** DATA LISTING follows **

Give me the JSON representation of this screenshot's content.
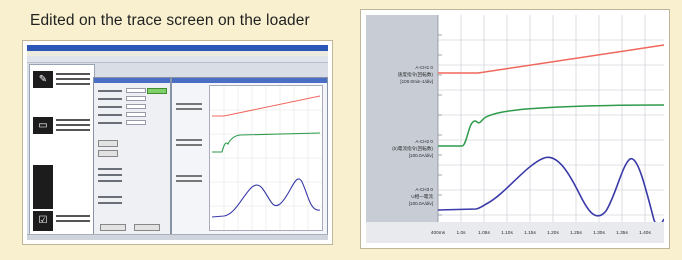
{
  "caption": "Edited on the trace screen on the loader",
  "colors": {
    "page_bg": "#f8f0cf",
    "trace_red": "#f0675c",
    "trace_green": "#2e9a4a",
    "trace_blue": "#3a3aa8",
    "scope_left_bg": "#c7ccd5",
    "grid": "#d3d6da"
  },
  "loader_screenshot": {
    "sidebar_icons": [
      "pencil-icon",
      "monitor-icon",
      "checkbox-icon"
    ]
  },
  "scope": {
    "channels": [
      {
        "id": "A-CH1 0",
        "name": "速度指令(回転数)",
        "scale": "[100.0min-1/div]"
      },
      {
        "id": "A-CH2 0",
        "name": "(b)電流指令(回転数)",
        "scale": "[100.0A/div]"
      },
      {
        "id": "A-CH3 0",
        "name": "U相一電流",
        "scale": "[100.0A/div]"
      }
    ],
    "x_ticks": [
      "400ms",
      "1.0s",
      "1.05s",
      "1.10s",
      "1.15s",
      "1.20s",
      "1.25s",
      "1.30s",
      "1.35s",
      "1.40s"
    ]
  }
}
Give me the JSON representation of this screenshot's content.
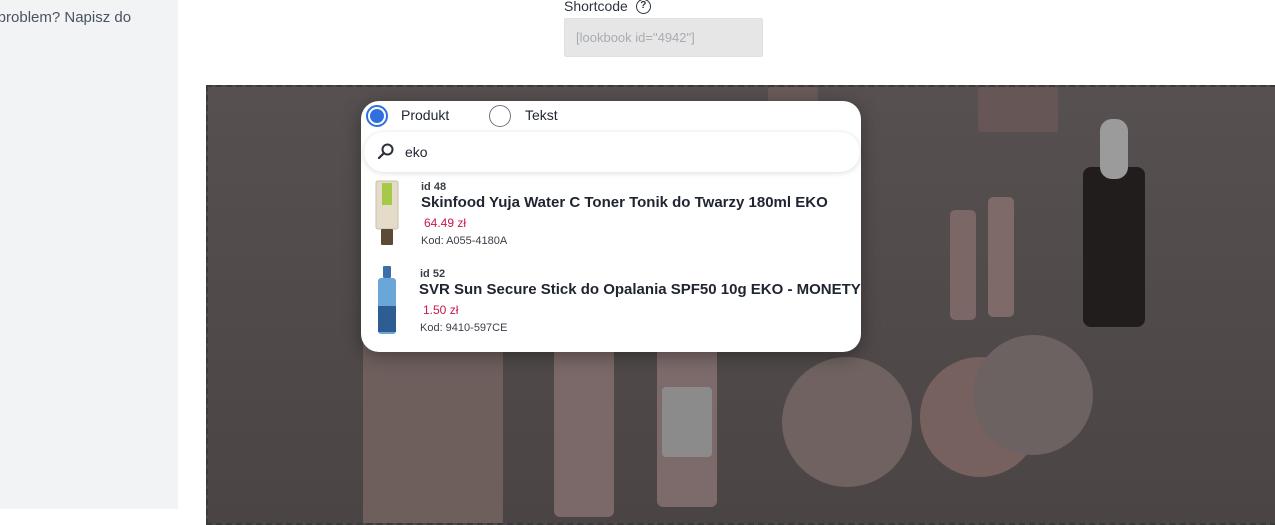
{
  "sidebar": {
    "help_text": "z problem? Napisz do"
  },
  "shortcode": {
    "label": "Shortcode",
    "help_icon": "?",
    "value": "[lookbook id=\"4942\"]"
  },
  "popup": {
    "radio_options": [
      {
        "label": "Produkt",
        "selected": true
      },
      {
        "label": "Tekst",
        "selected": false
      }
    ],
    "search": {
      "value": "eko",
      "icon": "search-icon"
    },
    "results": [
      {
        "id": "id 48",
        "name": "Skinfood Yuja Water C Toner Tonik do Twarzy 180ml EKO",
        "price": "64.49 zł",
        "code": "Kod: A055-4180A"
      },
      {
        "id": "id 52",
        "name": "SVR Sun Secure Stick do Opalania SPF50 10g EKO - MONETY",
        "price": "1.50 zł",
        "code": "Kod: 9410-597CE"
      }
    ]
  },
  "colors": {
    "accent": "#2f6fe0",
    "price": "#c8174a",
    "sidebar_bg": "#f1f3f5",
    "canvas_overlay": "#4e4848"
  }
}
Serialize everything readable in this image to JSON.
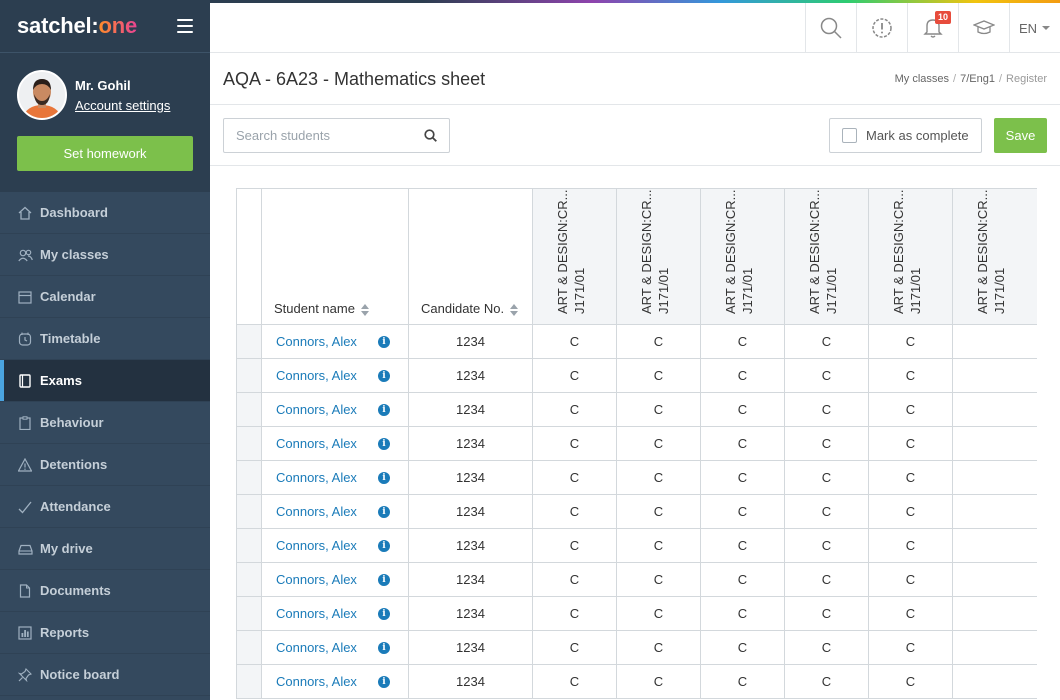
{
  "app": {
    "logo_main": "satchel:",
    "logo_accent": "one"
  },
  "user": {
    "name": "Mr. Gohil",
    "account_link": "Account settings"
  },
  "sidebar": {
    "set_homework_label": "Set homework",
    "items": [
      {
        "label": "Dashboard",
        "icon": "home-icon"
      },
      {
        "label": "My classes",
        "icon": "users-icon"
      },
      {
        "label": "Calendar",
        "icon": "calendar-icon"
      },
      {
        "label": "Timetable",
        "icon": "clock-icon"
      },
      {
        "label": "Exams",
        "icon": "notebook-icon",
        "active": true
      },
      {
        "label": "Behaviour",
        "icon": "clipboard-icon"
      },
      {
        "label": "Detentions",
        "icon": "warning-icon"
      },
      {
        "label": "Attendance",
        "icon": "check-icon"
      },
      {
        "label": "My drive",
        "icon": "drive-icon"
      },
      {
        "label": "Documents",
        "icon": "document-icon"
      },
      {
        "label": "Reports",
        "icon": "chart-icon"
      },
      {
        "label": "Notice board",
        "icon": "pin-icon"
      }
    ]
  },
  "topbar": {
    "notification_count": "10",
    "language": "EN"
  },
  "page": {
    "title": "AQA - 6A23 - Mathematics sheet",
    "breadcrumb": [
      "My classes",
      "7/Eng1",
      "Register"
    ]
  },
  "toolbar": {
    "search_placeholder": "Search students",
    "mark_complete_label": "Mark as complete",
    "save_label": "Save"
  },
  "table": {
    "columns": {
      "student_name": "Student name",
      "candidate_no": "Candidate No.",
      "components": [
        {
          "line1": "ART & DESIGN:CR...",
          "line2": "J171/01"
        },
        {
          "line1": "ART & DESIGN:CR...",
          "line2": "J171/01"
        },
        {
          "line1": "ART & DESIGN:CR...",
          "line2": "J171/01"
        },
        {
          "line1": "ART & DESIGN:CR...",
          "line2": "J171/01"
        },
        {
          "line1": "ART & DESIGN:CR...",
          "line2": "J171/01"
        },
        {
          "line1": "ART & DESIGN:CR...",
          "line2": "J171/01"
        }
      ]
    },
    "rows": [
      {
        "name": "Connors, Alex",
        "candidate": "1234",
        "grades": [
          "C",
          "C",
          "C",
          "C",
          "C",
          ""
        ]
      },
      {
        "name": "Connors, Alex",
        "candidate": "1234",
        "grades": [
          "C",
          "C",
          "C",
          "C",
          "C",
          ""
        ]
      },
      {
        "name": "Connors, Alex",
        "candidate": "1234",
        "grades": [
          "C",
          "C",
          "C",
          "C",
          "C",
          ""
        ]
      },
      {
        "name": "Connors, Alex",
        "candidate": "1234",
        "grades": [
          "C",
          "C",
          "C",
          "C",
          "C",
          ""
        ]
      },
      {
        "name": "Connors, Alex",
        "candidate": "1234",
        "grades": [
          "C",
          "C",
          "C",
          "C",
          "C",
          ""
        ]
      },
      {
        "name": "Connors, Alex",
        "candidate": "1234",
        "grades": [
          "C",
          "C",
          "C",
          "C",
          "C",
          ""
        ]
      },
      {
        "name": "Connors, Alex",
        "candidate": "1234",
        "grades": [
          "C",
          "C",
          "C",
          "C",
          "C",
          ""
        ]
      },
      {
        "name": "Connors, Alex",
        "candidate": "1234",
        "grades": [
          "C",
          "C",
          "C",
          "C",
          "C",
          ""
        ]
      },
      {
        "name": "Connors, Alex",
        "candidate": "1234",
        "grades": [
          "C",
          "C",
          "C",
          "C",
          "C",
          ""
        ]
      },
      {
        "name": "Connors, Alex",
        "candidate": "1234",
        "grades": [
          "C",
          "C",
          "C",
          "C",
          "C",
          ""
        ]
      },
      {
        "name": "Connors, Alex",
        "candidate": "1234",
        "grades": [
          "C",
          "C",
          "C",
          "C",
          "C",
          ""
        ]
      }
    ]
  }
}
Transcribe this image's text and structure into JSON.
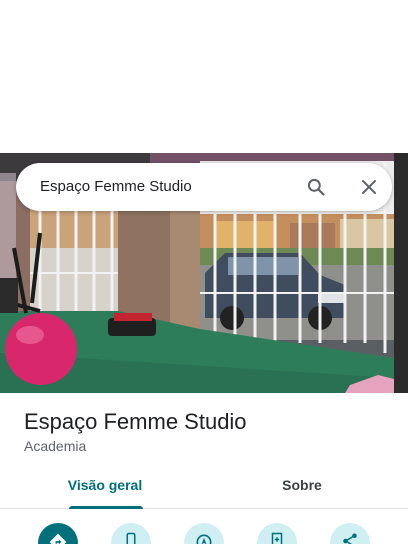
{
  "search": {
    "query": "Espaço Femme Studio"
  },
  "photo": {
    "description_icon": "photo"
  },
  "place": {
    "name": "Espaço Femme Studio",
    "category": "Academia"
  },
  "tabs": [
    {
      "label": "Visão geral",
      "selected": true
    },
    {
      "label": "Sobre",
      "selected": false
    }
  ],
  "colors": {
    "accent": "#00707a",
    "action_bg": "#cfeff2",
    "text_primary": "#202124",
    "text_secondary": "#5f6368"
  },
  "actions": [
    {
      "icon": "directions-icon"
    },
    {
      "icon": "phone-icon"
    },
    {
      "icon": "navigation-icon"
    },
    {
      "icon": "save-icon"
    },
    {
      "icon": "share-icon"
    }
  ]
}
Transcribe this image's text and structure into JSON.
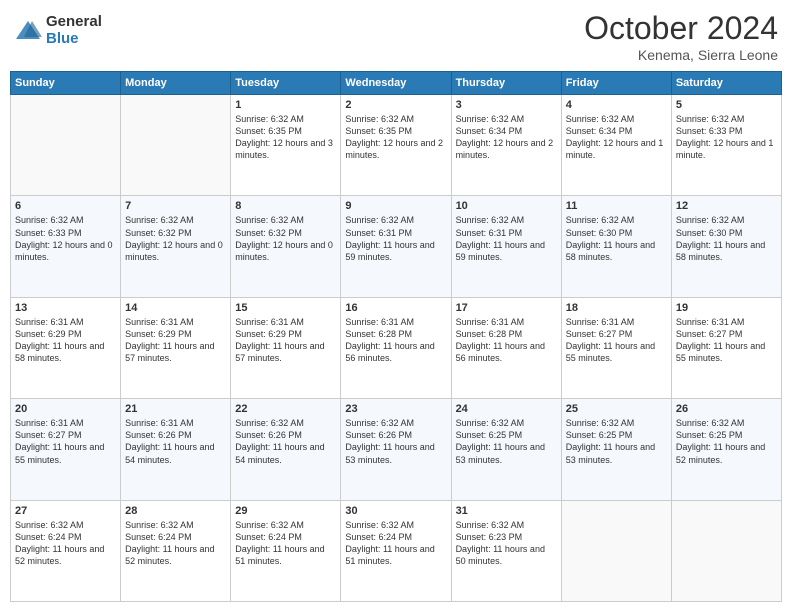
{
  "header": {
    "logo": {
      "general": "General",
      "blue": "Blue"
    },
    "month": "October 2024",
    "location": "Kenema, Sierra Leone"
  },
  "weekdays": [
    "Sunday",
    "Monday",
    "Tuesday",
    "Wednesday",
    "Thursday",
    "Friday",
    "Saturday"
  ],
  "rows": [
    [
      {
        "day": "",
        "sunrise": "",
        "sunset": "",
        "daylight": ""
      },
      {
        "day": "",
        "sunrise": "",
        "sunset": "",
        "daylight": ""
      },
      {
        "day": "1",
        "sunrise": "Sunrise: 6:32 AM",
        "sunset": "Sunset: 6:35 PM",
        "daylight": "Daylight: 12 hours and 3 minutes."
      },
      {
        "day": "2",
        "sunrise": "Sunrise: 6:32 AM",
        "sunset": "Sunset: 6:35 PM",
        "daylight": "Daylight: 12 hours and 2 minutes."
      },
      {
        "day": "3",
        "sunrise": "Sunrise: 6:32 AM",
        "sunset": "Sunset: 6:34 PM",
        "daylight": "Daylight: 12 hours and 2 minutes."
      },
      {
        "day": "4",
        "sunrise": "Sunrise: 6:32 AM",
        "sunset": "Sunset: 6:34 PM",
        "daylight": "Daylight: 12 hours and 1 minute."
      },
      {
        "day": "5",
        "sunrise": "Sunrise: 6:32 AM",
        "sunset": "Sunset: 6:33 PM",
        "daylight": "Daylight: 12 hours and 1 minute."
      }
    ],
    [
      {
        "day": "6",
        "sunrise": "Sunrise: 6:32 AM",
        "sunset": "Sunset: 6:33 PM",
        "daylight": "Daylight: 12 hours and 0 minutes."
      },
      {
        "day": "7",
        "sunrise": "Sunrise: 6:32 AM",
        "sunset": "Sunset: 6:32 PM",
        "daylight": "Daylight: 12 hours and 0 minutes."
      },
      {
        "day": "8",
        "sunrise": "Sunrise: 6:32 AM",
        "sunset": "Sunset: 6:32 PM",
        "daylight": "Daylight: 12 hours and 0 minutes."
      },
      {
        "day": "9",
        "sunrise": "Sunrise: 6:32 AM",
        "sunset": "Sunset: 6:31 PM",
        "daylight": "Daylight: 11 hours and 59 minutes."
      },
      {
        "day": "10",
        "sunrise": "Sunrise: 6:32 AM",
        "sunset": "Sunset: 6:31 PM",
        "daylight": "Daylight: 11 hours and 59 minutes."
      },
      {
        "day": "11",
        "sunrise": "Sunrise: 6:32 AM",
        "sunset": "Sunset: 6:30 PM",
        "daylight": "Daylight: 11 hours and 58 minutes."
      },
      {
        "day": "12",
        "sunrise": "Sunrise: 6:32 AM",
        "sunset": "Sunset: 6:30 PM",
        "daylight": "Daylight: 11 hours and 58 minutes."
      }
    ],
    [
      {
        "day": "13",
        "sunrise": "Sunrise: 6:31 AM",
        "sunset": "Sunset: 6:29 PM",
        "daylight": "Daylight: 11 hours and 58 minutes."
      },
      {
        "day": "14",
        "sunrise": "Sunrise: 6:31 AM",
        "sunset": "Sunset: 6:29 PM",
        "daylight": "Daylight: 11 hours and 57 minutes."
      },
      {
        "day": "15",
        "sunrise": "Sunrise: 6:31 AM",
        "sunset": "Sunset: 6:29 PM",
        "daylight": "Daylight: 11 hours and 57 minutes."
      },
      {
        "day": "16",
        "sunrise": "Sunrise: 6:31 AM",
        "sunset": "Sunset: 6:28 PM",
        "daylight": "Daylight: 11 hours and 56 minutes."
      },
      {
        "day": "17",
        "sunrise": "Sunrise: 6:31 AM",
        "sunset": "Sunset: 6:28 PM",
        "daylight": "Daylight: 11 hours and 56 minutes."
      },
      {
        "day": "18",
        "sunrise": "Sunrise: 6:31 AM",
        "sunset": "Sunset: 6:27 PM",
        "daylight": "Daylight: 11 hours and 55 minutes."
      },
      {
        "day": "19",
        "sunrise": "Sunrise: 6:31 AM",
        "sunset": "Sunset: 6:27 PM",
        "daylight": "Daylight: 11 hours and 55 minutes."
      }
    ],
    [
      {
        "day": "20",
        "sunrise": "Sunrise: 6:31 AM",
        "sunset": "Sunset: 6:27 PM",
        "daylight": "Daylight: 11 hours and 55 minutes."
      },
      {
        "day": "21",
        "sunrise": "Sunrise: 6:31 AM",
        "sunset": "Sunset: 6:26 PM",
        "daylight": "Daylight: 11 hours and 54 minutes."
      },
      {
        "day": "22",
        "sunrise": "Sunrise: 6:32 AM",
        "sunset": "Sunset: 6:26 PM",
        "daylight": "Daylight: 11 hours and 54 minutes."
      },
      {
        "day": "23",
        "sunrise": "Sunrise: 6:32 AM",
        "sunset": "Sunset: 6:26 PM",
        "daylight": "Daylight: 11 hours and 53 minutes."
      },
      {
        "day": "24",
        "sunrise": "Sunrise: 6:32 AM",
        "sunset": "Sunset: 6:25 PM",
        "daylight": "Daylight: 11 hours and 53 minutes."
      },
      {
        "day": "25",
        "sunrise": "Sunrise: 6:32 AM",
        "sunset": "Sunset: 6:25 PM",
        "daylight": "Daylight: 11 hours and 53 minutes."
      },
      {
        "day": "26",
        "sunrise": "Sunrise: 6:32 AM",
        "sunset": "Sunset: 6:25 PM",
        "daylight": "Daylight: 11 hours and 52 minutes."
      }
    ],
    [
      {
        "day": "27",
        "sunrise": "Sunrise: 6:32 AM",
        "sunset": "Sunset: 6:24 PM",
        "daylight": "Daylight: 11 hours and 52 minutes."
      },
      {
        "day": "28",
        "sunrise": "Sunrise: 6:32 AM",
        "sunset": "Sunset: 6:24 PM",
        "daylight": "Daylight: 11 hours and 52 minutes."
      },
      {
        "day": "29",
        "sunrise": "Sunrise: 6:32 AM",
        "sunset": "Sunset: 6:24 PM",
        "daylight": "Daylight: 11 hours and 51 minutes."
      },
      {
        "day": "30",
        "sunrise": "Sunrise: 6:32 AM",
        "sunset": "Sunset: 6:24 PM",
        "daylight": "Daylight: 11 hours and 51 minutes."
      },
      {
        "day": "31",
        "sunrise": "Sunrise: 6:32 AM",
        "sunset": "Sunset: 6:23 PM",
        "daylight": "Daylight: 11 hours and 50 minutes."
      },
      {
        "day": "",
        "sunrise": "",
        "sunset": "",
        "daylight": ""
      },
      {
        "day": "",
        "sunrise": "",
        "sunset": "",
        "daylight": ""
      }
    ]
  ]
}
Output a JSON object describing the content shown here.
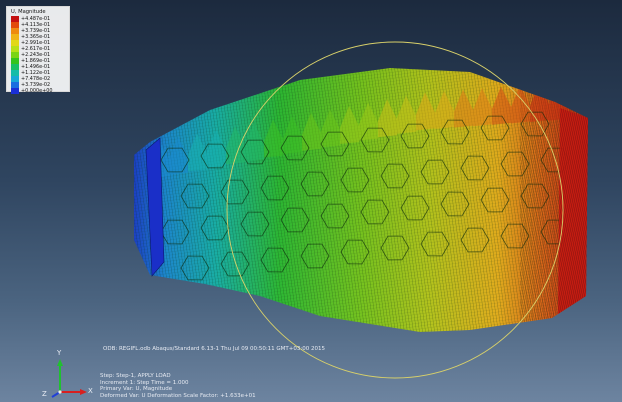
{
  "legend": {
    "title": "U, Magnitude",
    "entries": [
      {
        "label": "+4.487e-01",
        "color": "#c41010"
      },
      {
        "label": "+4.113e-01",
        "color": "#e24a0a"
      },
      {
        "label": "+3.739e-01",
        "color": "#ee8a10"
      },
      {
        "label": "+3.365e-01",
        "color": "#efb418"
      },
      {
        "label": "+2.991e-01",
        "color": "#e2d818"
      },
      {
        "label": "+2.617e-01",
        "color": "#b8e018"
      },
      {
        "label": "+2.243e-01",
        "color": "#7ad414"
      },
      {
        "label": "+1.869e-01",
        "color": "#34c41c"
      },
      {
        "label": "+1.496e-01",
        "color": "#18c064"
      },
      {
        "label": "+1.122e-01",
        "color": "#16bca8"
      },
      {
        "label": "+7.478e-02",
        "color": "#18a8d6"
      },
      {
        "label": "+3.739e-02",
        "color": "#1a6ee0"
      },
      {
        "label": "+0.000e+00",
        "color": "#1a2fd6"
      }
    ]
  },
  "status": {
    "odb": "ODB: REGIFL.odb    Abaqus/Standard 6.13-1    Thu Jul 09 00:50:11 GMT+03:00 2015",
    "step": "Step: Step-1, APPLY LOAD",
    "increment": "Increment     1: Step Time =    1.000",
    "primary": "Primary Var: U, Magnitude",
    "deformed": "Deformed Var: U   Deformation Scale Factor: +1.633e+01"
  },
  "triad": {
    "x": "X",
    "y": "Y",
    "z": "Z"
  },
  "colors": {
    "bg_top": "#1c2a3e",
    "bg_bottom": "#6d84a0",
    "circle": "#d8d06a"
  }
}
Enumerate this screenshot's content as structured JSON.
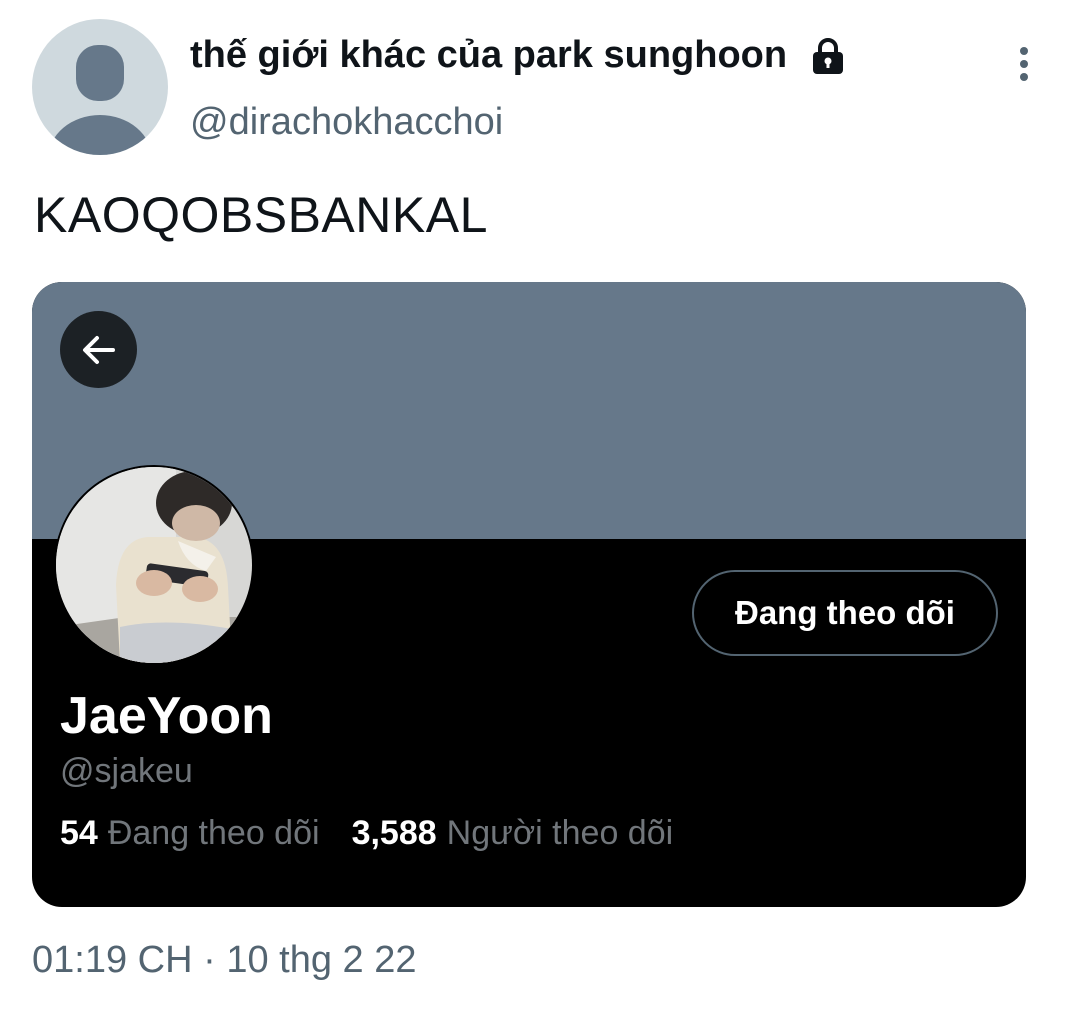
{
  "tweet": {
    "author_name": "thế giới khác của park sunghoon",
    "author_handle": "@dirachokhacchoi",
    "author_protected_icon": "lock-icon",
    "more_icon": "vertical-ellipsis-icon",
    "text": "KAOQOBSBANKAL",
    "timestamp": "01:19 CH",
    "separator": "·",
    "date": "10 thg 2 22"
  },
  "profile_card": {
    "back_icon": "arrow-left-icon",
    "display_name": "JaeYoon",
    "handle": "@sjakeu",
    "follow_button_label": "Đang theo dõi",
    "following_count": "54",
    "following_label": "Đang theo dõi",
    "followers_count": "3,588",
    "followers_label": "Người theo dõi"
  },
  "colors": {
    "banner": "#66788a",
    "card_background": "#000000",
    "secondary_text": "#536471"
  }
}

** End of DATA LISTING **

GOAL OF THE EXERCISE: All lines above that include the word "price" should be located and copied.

RESULT BELOW:
        "price": "64.49 zł",
        "price": "1.50 zł",
    "price": "#c8174a",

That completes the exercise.